Putin presser. It’s that time of year again — Russian President Vladimir Putin’s annual marathon test of will and endurance disguised as a press conference. Among the many bits of news Putin has made so far: he called allegations of collusion between the Trump campaign and Russia “concocted by Trump’s opposition to make his work look illegitimate”; said he will run in Russia’s presidential elections as an independent and unconvincingly bemoaned the lack of a serious challenger in the campaign; and suggested that the U.S. military its taking it easy on Islamist militants in Syria in order to use them against the Assad regime.
Canada moves on arms sales to Ukraine. The U.S. may have a ban on lethal arms transfers to Ukraine but Canada is moving ahead with smalls arms exports, adding Ukraine to Canada’s arms sales whitelist — the Automatic Firearms Country Control List. Ukraine has sought anti-tank weapons from the United States but the Obama administration banned lethal arms sales to the country and the Trump administration so far has shown little inclination to change the policy.
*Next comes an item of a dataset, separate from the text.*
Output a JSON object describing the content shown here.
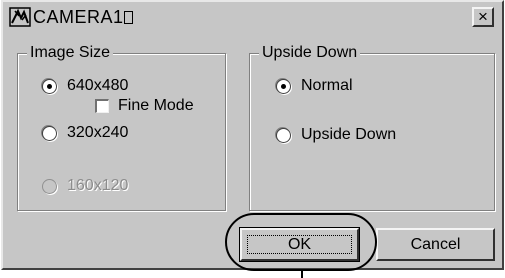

Reactors in the desert. The Trump administration is pushing to allow Saudi Arabia to enrich uranium using American reactor technology as Riyadh looks to build at least 16 nuclear power plants over the next two decades. Energy Secretary Rick Perry has spearheaded the bid to get the Kingdom to buy American and have it sign a so-called 123 Agreement outlining conditions for the export of U.S. nuclear technology.
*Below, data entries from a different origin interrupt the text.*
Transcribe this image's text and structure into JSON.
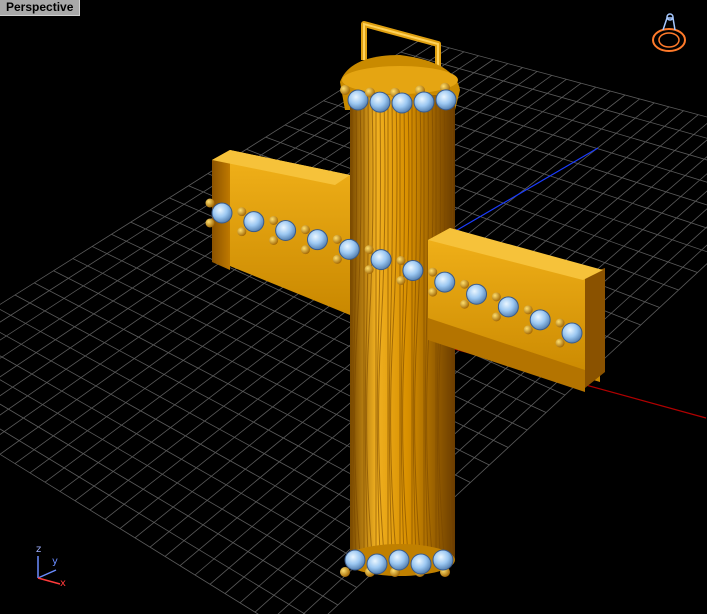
{
  "viewport": {
    "label": "Perspective",
    "background": "#000000",
    "grid_color": "#5a5a5a",
    "x_axis_color": "#b00000",
    "y_axis_color": "#1a3cff",
    "model_color": "#e0a00a",
    "gem_color": "#a8d4ff"
  },
  "axis_tripod": {
    "x": "x",
    "y": "y",
    "z": "z"
  },
  "viewcube": {
    "icon": "ring-navigation-icon"
  }
}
Somalia investigation. Africa Command has ordered an investigation into a joint raid carried out by U.S. special operations troops and Somali forces in August, which locals say killed civilians, including women and children. Africa Command exonerated itself in a November assessment, claiming that only militants had been killed in the assault but the Naval Criminal Investigative Service will now carry out a separate investigation.
Rohingya casualties. The violent crackdown against Myanmar’s Rohingya Muslim minority killed 6,700 people in September, among them over 700 children younger than five years old, according to Medecins Sans Frontieres. The estimate stands in stark contrast to casualty figures released by the Myanmar government, which claims only 400 Rohingya had been killed in the fighting.